I distinctly recall the raw, unadulterated anger I felt - not just toward Kim Stanley Robinson - but toward the Sci-Fi literary community as a whole. I felt like I had been betrayed, suckered into wasting precious seconds of my life reading what was easily the biggest waste of paper I had ever read (and I’ve read L. Ron Hubbard’s entire “Invasion Earth” series, - I know of whence I speak). So I figured if this was really where Sci-Fi’s boat was headed, then is was high time to walk the plank and swim ashore! In one fell swoop, Kim Stanley Robinson managed to sour me on an entire genre that I once cherished and loved. Curse you, Kim Stanley Robinson! CURSE YOU!
Sci-Fi television, on the other hand, was better able weather the storm of my discontent. During the early nineties there was a renaissance of sorts going on in the world of Sci-Fi TV. “Star Trek: the Next Generation” was on top of it’s game and “Babylon 5” was running neck-and-neck right up against “ST: Deep Space Nine.” But even this infatuation would prove temporary at best. While I still hold Babylon 5 in the highest esteem, the much anticipated fifth season was honestly a bit of a let down. Star Trek: Voyager was such a huge disappointment for me that I began to sour on the whole Trek franchise as well. There was once a day when the Trek franchise could have died a dignified and noble death, but that day is long past. To add insult to injury, the powers that be gave us “Enterprise,” a wholly misguided venture if ever there was. Star Trek is dead to me now. I can still savor the memories, but all those Next Generation and Deep Space Nine episodes I taped back-to-back in the early nineties just sit in my closet, unwatched and unloved.
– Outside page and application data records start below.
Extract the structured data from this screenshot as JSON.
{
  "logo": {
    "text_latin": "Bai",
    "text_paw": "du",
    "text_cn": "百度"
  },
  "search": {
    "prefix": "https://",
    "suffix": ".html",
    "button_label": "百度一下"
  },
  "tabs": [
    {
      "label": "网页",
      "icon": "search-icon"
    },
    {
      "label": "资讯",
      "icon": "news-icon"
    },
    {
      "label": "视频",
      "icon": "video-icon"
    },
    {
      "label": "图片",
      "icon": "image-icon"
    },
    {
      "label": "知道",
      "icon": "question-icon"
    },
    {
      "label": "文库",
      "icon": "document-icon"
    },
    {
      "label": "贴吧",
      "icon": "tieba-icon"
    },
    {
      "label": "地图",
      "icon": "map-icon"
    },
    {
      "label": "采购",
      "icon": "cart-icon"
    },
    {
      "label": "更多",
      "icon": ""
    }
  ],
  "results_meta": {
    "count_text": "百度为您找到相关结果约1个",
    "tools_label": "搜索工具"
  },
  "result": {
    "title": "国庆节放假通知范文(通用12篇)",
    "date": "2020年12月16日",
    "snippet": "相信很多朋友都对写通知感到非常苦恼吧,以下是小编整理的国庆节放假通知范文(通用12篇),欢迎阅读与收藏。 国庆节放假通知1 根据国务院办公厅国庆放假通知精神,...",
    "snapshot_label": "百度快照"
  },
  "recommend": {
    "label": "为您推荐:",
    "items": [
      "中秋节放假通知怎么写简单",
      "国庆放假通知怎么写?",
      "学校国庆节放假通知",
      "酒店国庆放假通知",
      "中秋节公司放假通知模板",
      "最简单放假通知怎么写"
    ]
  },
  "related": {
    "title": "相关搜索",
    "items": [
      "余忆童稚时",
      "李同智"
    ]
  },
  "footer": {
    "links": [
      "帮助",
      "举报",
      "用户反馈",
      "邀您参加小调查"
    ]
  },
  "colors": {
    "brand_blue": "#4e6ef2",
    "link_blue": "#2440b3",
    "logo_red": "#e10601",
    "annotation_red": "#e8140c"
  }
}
It wasn’t until Farscape came along that my waning interest in Sci-Fi fandom received a much needed jolt. The thing you have to understand about Farscape is that it was never really aimed at a general audience, it was aimed at what I would call the “Jaded Trekkie” audience, an august body of which I am now a lifetime member. Farscape finally went places where all the Trek shows had feared to tread. Where Star Trek always played it safe and never let you really worry if things would turn out alright, Farscape raped and pillaged and never let you assume that things would turn out rosy for anybody in the end. You never knew for certain what was going to happen next - and if there was an occasional happy ending, you NEVER saw it coming. Farscape always kept you guessing, which was a rare and beautiful gift for a Jaded Trekkie like myself.
And then Farscape was cancelled.
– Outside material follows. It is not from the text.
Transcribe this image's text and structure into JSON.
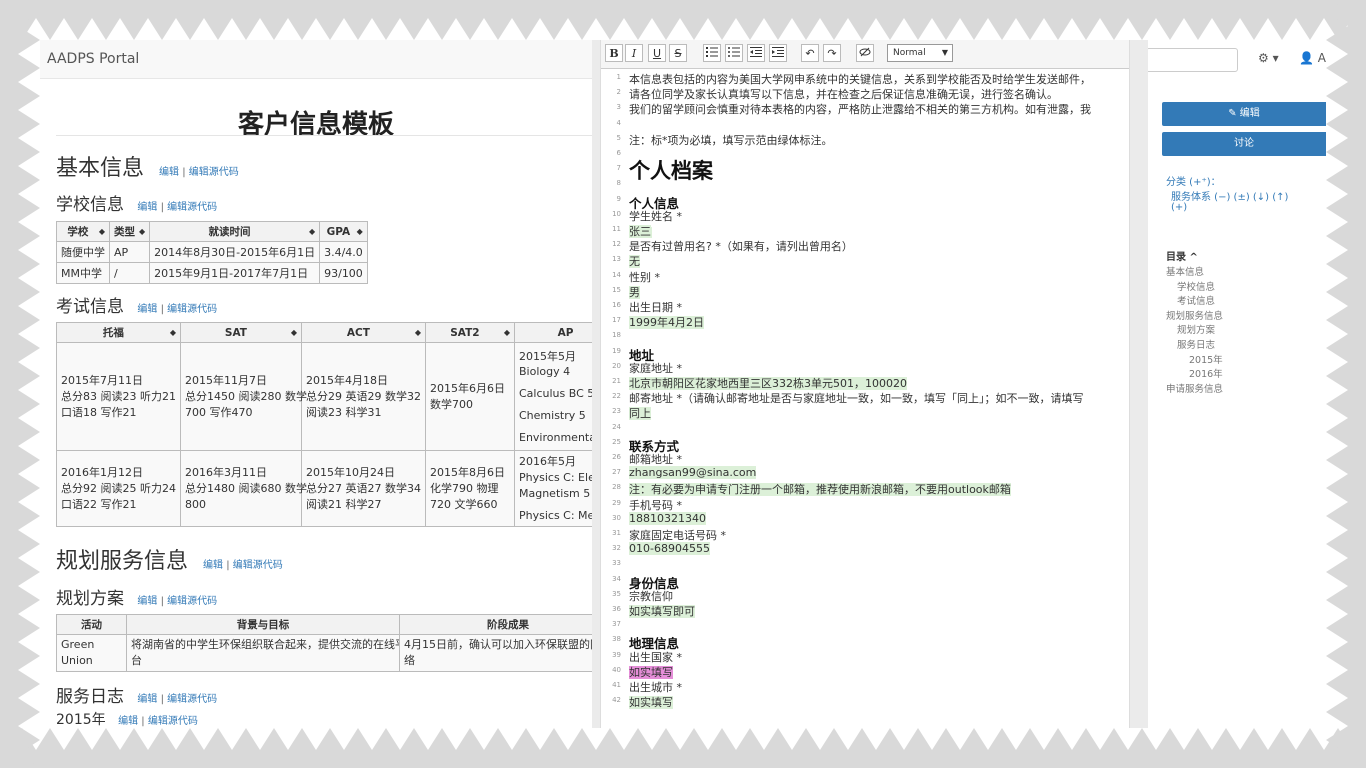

Again, I felt that old sting of betrayal, that uncomfortable feeling that The Powers That Be (namely short-sighted TV executives) were once again bound and determined to hang my precious fandom out to dry. But in this particular instance I had reason to hold out hope for a solid conclusion to the series: Fellow Fans! Petitions were signed, letters were written to studio execs - and most importantly - funds were raised by Farscape fandom the world over. The untiring support of Farscape’s fandom eventually garnered a miniseries which ultimately gave fans the “closure” they deserved. And that’s why sometimes it pays to be a fan. Fandom, when properly mobilized, is a force to be reckoned with!
So, for better or ill, I am a Sci-Fi fan. Not always a completely satisfied Sci-Fi fan, maybe even a slightly jaded Sci-Fi fan. But you never know what tomorrow may bring…
P.S. Kim Stanley Robinson, if you’re reading this:
Joel "Mr. Hook" Hoekstra a.k.a. Son of Joxer - Aug 18, 2006